►
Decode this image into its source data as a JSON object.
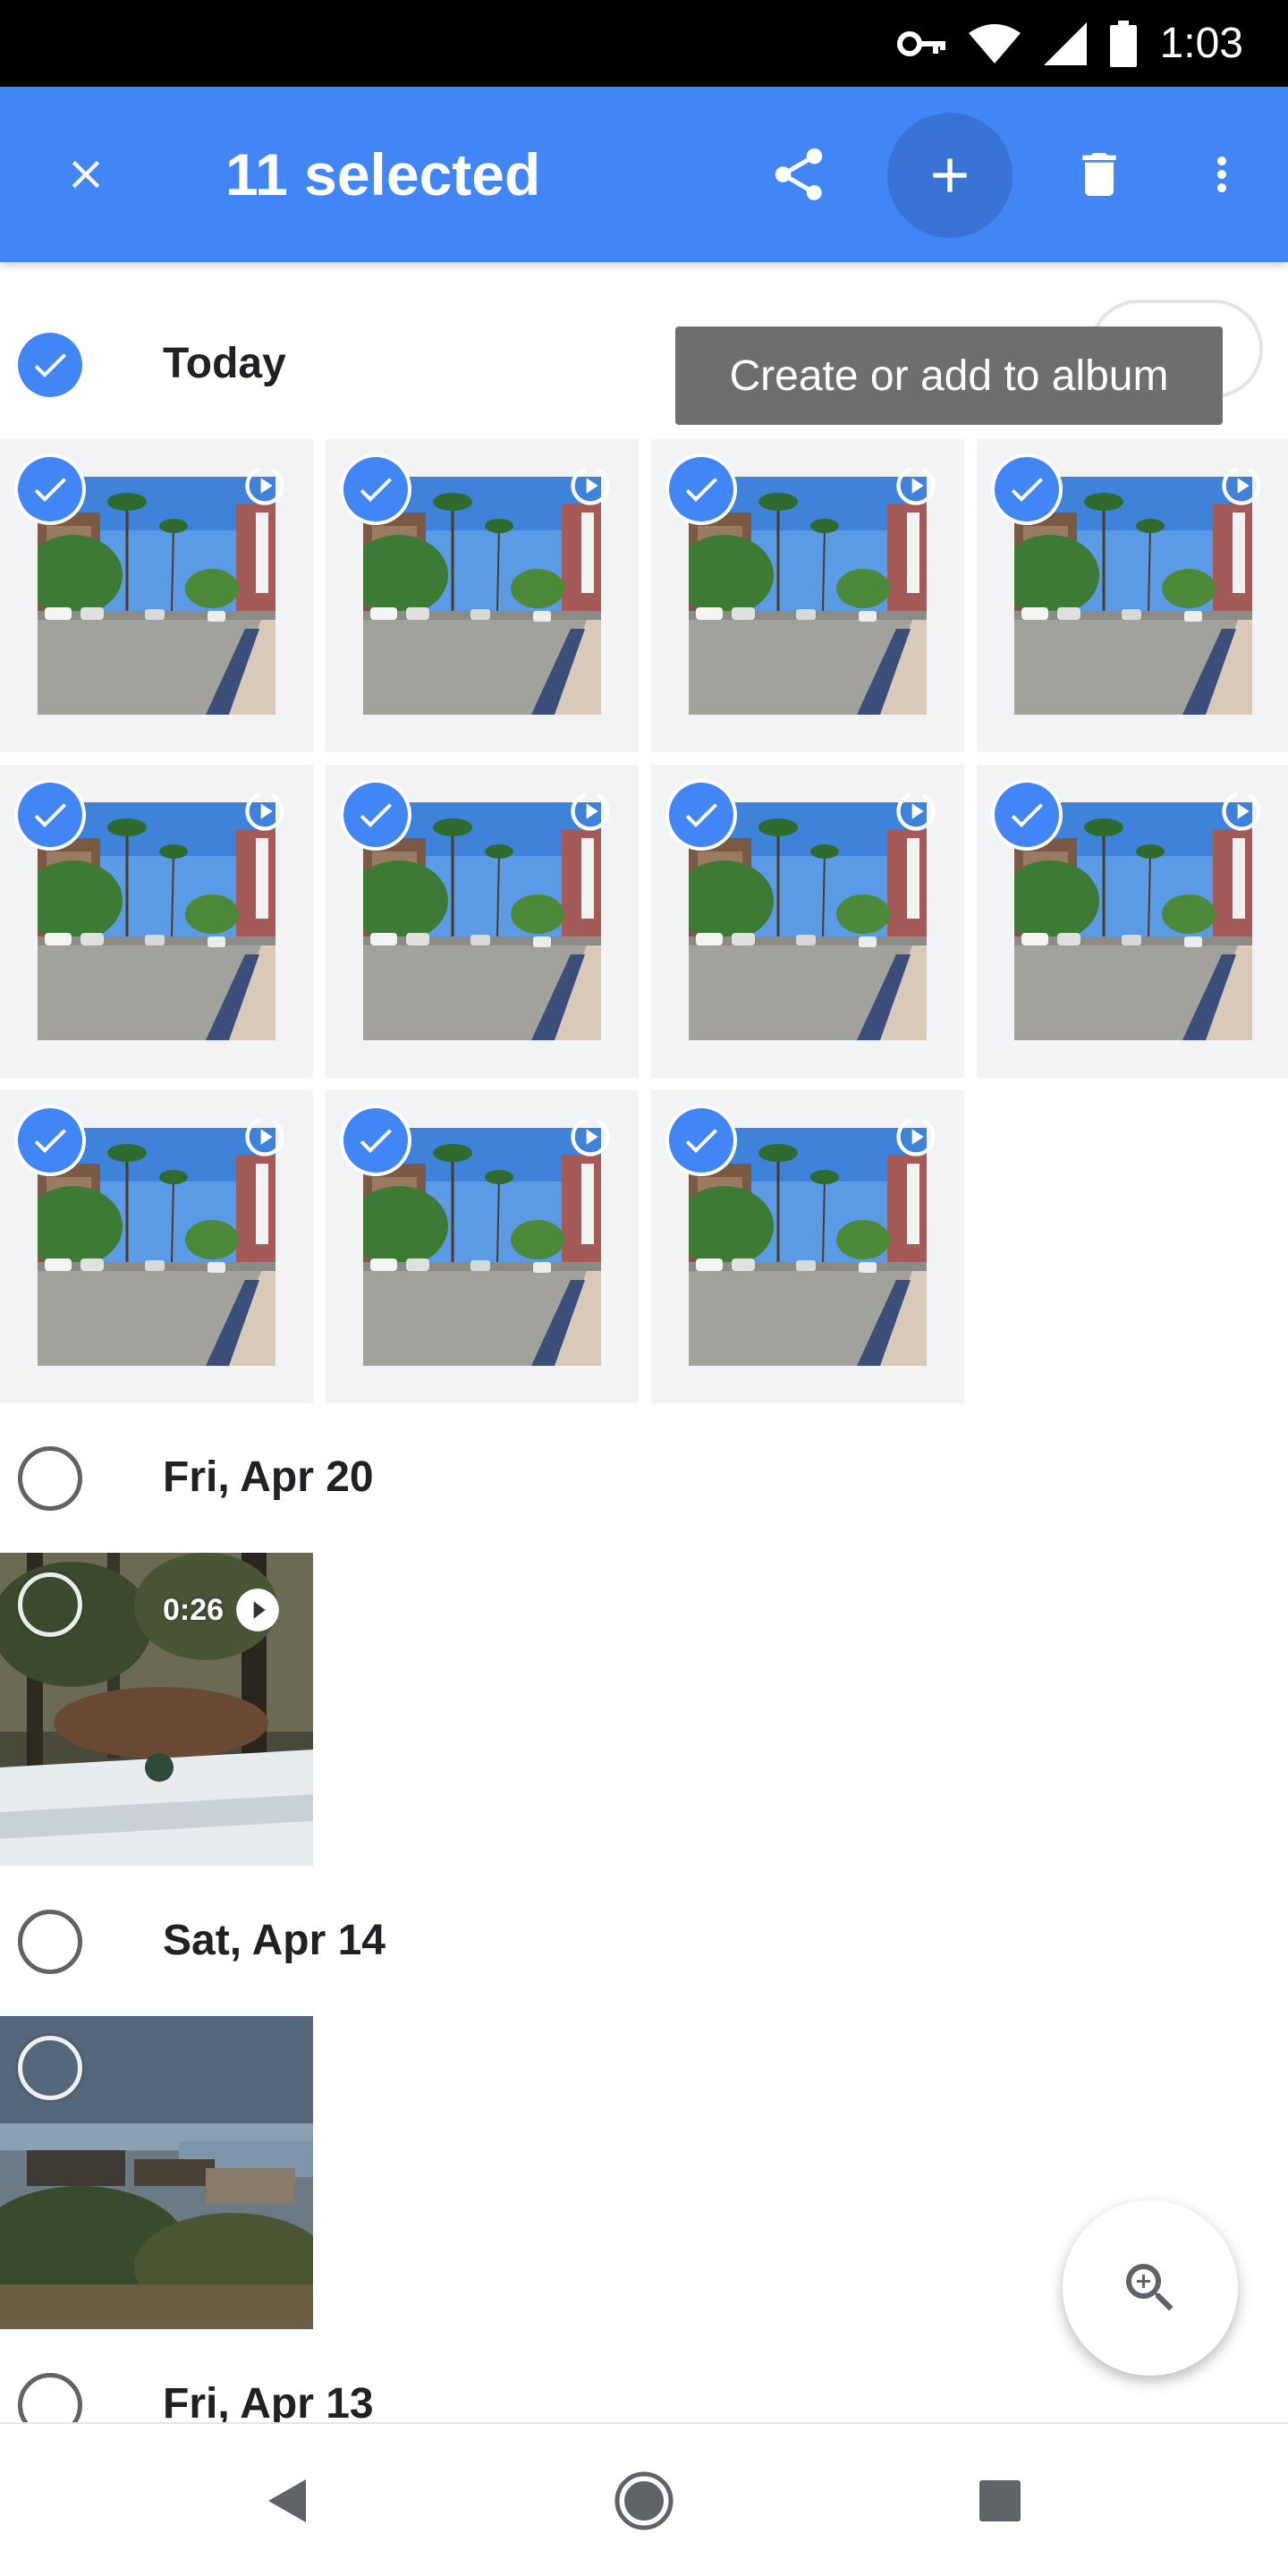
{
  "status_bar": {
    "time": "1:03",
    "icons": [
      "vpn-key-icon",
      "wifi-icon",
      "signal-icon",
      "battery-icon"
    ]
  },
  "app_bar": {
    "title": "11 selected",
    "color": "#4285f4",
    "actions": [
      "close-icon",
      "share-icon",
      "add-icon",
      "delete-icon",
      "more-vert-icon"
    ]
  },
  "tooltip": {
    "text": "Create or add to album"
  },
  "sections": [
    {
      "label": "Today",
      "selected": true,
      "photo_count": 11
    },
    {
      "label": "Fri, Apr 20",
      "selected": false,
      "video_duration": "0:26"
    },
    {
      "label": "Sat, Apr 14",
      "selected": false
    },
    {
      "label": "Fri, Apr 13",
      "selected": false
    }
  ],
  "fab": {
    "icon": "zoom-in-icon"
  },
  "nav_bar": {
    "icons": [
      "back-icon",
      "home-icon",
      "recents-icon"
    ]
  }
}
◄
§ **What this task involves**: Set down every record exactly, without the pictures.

§ **Answer section**:
Decode this image into its source data as a JSON object.
{
  "status_bar": {
    "time": "1:03",
    "icons": [
      "vpn-key-icon",
      "wifi-icon",
      "signal-icon",
      "battery-icon"
    ]
  },
  "app_bar": {
    "title": "11 selected",
    "color": "#4285f4",
    "actions": [
      "close-icon",
      "share-icon",
      "add-icon",
      "delete-icon",
      "more-vert-icon"
    ]
  },
  "tooltip": {
    "text": "Create or add to album"
  },
  "sections": [
    {
      "label": "Today",
      "selected": true,
      "photo_count": 11
    },
    {
      "label": "Fri, Apr 20",
      "selected": false,
      "video_duration": "0:26"
    },
    {
      "label": "Sat, Apr 14",
      "selected": false
    },
    {
      "label": "Fri, Apr 13",
      "selected": false
    }
  ],
  "fab": {
    "icon": "zoom-in-icon"
  },
  "nav_bar": {
    "icons": [
      "back-icon",
      "home-icon",
      "recents-icon"
    ]
  }
}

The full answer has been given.